** PROMPT **
Lines containing the word "Spun" are to be copied from the data below.

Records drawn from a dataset

* * * * *

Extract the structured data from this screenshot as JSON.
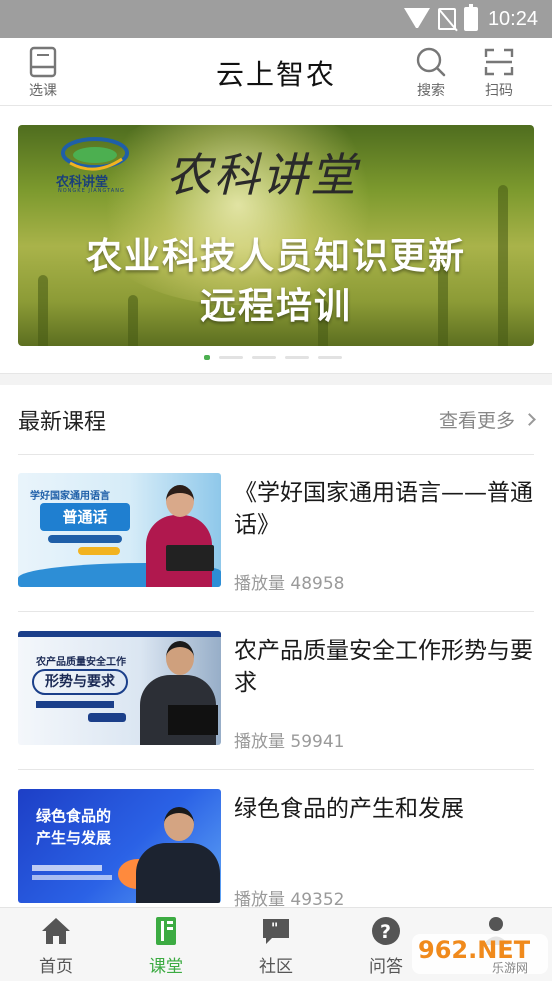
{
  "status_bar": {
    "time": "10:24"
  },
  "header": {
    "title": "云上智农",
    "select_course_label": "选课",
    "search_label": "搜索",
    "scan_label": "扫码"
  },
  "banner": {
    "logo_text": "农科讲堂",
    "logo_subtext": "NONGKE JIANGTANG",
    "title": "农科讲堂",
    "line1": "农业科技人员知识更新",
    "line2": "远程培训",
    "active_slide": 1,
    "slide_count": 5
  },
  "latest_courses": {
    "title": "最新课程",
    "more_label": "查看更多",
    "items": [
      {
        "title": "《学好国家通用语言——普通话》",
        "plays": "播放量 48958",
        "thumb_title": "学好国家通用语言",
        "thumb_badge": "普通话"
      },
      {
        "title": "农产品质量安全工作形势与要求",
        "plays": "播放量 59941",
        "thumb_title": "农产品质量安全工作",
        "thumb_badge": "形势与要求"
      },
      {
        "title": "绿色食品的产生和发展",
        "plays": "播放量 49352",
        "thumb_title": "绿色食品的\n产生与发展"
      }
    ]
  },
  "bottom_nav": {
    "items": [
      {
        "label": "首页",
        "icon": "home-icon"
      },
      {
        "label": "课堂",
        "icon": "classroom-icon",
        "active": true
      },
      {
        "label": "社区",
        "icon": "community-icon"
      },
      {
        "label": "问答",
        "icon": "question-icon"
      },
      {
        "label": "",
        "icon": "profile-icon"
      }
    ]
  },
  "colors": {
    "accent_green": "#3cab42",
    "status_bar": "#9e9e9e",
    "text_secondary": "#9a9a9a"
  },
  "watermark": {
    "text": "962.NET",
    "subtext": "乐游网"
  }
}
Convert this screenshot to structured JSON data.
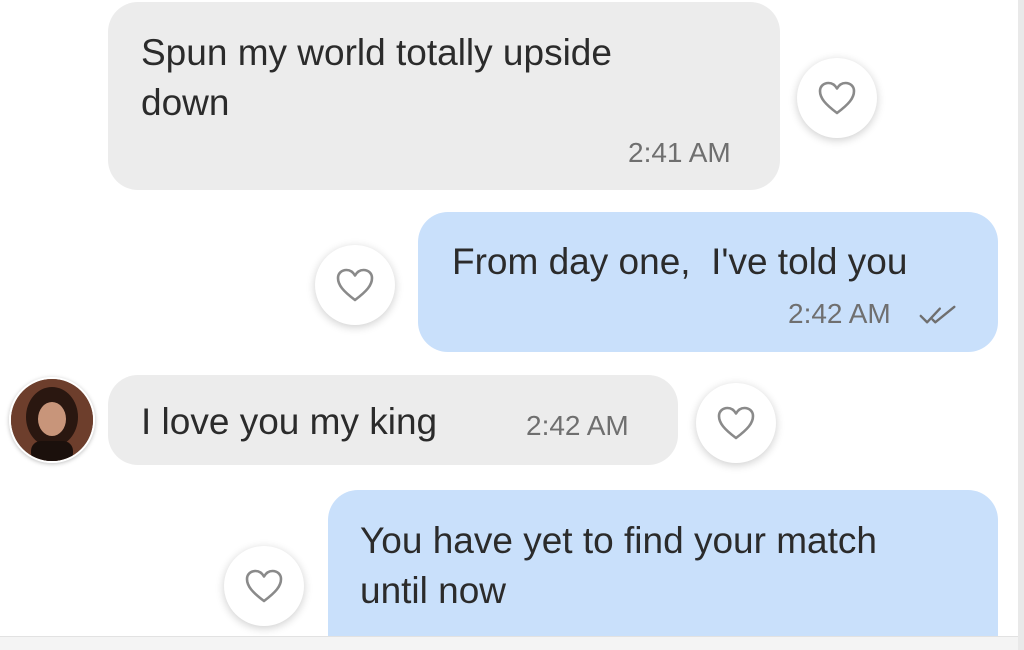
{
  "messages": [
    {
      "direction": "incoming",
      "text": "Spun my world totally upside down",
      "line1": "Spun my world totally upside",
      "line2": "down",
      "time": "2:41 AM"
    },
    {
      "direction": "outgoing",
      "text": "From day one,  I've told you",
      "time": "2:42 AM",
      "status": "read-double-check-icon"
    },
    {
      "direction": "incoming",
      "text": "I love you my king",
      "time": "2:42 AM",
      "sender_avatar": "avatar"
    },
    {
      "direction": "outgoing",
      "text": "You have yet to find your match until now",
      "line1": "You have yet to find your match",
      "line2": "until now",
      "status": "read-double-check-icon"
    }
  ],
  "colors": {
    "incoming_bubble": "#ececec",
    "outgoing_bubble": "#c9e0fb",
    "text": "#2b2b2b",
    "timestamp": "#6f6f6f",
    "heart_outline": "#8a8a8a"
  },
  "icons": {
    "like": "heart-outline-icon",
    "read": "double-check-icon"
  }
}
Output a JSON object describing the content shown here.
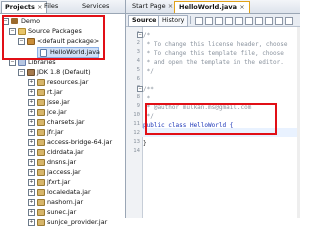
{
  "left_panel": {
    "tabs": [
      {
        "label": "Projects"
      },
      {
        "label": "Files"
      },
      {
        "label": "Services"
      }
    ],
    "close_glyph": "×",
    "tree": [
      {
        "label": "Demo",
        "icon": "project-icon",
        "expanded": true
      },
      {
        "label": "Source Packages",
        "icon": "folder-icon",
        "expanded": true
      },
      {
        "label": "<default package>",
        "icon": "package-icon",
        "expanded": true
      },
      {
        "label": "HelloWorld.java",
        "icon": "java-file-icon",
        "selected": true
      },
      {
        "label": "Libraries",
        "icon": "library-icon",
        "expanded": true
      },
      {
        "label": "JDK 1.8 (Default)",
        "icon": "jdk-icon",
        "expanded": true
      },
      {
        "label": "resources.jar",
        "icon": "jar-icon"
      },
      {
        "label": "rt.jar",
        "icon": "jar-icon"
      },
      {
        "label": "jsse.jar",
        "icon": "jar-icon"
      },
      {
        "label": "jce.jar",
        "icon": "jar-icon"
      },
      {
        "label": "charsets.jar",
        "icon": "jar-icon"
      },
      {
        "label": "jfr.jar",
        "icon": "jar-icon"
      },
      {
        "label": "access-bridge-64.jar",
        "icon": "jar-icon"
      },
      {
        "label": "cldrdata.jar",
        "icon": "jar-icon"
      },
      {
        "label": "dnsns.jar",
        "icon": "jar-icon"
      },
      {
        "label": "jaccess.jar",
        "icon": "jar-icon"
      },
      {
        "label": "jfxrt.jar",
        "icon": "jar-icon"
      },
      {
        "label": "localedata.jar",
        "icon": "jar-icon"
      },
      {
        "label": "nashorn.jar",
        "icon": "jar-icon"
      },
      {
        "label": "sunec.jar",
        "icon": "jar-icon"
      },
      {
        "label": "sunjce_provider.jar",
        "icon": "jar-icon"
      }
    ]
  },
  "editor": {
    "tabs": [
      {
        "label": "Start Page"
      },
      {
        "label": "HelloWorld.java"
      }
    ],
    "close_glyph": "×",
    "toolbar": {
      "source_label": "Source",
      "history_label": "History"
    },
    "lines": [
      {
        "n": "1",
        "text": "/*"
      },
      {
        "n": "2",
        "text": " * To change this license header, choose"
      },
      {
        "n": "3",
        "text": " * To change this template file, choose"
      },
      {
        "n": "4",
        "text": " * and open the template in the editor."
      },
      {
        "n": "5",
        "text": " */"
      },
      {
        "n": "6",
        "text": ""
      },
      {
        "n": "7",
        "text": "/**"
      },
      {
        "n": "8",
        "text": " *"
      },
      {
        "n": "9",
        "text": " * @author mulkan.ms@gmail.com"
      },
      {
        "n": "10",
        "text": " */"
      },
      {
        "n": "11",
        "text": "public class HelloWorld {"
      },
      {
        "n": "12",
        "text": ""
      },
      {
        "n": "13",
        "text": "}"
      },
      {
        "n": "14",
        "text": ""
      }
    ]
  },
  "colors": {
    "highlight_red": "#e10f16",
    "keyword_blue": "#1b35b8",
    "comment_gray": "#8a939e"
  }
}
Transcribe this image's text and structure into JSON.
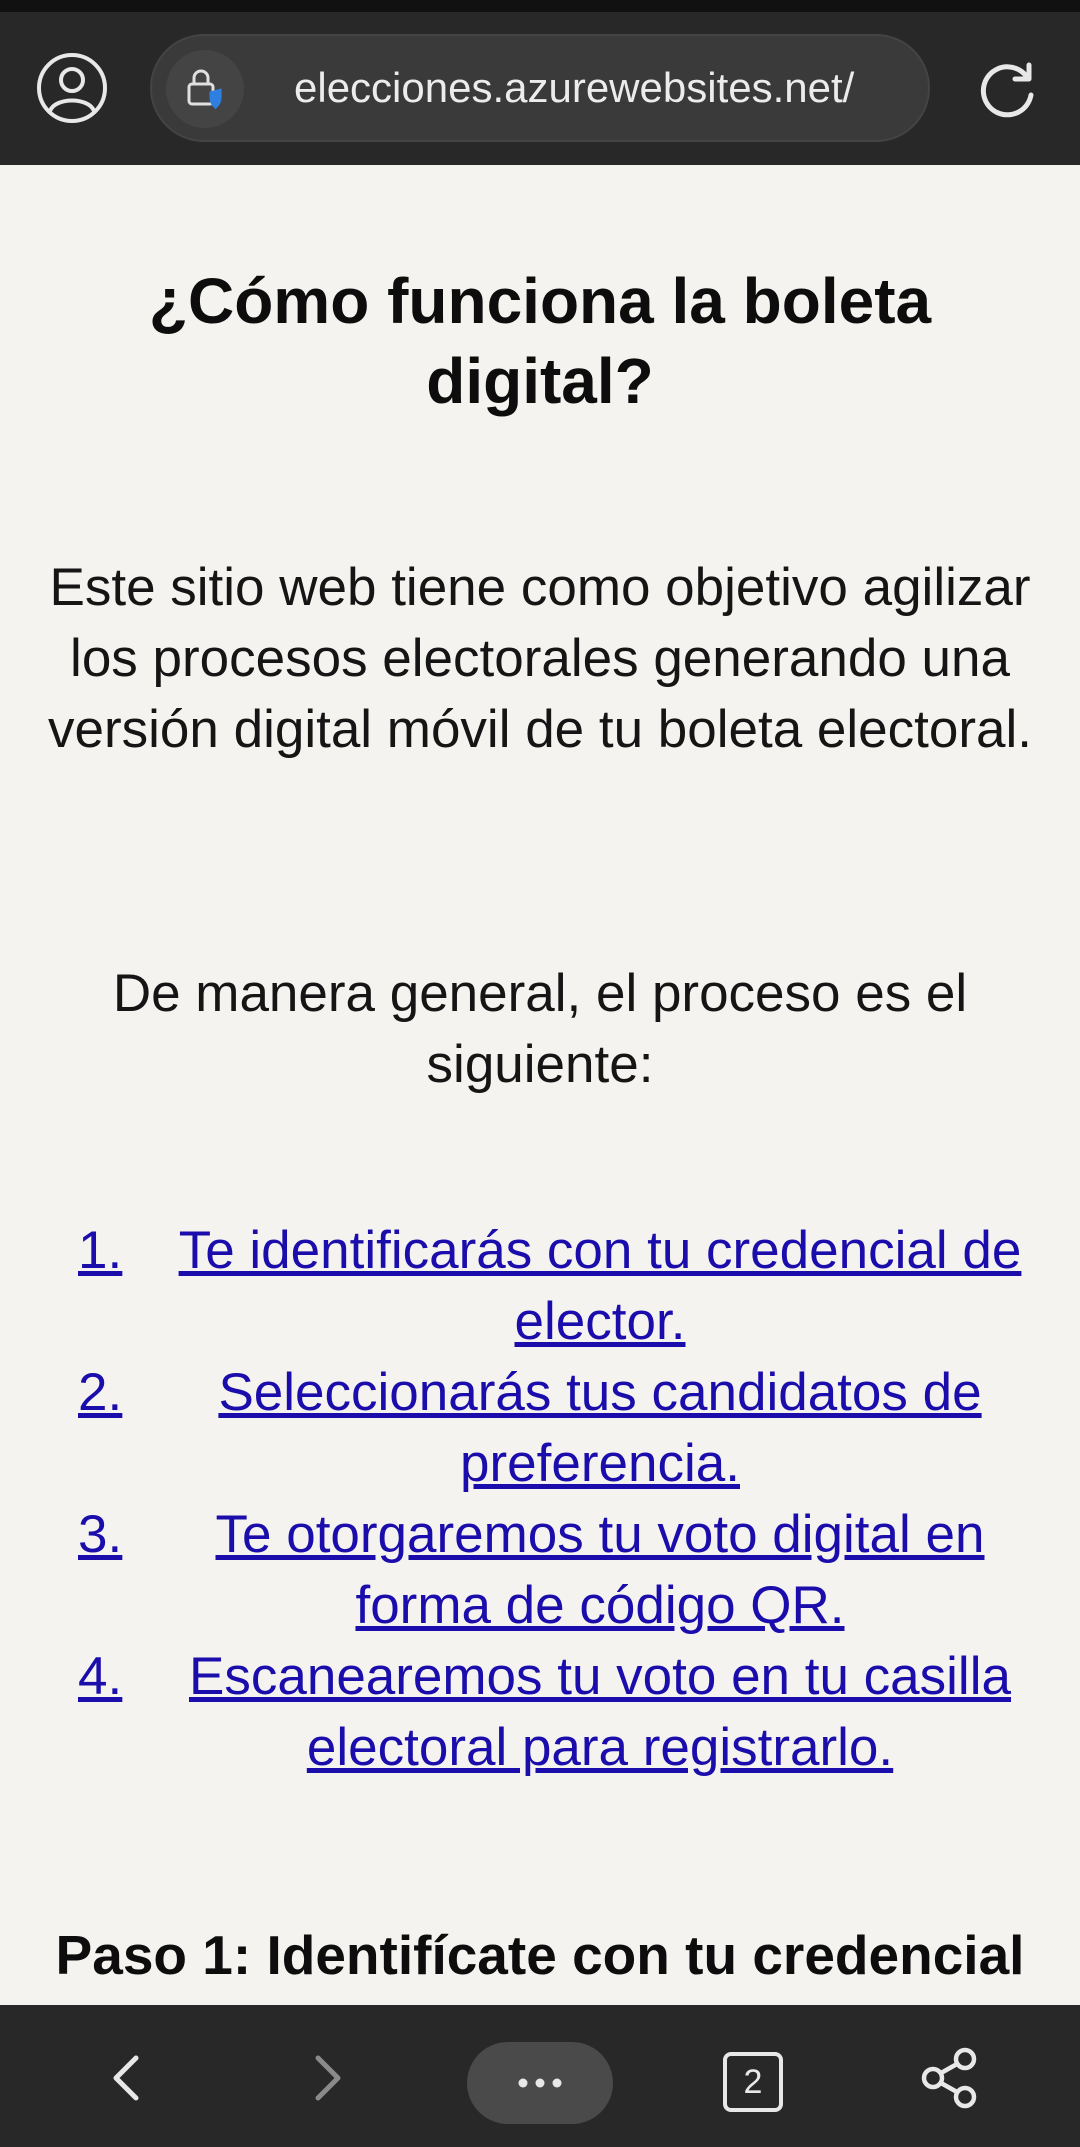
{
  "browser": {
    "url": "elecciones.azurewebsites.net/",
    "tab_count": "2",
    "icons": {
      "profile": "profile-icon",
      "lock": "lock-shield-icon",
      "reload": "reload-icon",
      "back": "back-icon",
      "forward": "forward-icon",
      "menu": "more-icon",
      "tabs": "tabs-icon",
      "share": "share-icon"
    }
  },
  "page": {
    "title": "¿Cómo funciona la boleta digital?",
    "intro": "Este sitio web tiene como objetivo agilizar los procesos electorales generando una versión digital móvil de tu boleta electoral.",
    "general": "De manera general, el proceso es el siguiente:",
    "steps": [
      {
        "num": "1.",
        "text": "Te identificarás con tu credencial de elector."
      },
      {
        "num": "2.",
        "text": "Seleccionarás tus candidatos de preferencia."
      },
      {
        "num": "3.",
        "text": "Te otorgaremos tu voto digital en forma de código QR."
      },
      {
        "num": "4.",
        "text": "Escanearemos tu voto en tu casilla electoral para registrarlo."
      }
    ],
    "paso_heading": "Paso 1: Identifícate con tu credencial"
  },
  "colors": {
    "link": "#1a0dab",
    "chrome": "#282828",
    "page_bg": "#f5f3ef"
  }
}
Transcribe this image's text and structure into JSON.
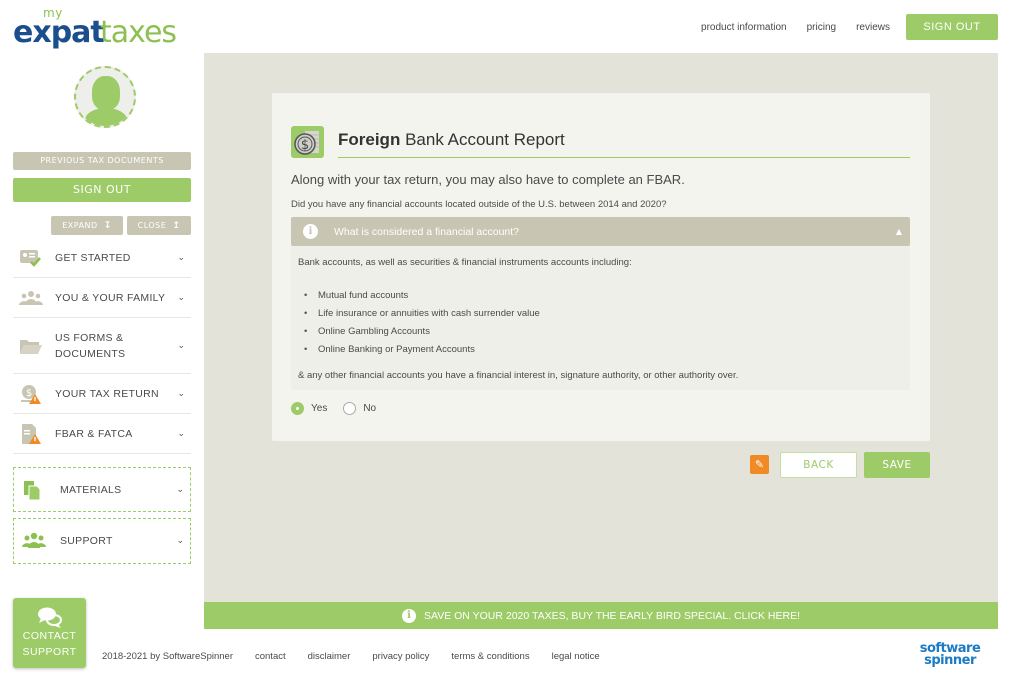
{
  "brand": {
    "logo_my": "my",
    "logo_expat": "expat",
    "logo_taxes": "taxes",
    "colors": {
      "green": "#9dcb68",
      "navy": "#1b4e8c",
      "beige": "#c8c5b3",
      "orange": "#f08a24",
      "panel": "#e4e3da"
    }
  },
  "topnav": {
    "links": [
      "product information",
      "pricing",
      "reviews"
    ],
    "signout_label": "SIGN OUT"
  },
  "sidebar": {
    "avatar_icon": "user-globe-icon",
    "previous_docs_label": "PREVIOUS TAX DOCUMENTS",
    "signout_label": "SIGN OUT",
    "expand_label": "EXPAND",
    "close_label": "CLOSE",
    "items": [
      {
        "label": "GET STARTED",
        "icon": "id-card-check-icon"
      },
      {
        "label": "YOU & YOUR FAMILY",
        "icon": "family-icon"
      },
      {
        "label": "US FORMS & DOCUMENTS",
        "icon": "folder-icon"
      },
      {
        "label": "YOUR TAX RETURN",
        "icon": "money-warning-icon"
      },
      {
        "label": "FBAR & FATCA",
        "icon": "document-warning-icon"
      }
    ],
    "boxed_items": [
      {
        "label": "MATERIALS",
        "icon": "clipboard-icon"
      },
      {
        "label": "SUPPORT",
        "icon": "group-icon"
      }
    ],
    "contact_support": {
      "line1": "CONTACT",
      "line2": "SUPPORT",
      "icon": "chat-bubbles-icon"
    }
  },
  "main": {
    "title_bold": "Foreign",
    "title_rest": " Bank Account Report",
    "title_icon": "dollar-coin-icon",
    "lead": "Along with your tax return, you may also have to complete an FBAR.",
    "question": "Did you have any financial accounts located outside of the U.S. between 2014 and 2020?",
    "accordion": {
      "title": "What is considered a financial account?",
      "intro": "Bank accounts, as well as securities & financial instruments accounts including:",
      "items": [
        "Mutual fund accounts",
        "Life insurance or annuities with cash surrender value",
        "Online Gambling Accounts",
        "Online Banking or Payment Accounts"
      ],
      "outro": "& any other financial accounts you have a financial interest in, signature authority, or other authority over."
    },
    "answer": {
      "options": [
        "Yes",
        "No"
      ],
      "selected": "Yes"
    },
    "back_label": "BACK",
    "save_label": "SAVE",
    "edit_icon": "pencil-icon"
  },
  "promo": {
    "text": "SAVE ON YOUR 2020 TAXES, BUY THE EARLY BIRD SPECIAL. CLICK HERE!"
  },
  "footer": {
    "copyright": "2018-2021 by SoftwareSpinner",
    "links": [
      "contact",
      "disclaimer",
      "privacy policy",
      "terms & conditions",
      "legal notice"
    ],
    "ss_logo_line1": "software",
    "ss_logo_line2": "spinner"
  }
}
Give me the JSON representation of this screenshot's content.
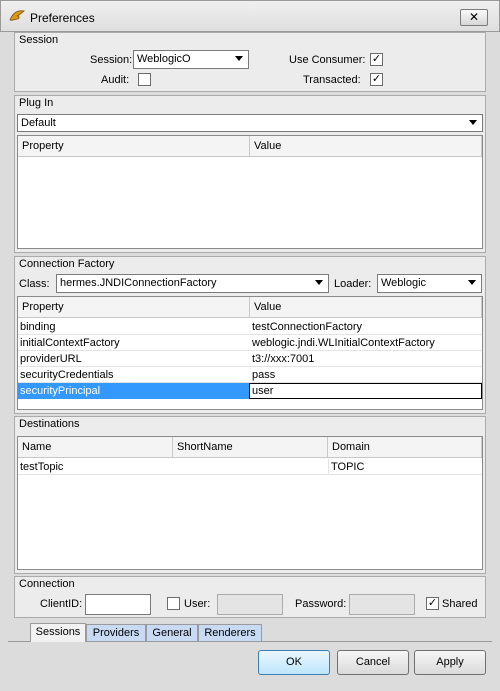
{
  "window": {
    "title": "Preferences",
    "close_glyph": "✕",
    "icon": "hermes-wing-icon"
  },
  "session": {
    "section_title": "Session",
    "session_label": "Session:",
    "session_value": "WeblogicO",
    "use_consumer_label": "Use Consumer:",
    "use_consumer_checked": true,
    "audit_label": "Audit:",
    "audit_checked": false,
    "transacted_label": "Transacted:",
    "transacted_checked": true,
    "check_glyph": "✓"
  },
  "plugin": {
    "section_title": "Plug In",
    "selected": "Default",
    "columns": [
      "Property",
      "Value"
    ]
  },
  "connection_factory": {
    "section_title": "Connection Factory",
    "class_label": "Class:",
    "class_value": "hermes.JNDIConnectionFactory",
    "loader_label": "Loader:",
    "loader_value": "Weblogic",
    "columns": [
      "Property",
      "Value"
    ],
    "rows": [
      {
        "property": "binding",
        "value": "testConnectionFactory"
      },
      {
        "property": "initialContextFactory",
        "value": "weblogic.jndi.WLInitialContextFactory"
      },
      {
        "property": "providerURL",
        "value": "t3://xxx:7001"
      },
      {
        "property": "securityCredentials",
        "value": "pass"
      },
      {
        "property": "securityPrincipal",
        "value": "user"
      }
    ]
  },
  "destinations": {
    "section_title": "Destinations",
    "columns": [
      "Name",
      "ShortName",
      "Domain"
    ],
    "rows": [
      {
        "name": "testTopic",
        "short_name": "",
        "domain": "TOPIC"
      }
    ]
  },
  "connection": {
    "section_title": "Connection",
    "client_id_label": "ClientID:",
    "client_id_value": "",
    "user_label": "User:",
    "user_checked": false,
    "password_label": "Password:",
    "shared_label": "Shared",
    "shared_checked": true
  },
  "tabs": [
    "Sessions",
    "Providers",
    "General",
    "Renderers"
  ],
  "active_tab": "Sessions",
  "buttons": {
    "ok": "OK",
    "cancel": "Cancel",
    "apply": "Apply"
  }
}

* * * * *

** SOLUTION TO THIS EXERCISE **
      "text": "Spun my world totally upside down",
      "line1": "Spun my world totally upside",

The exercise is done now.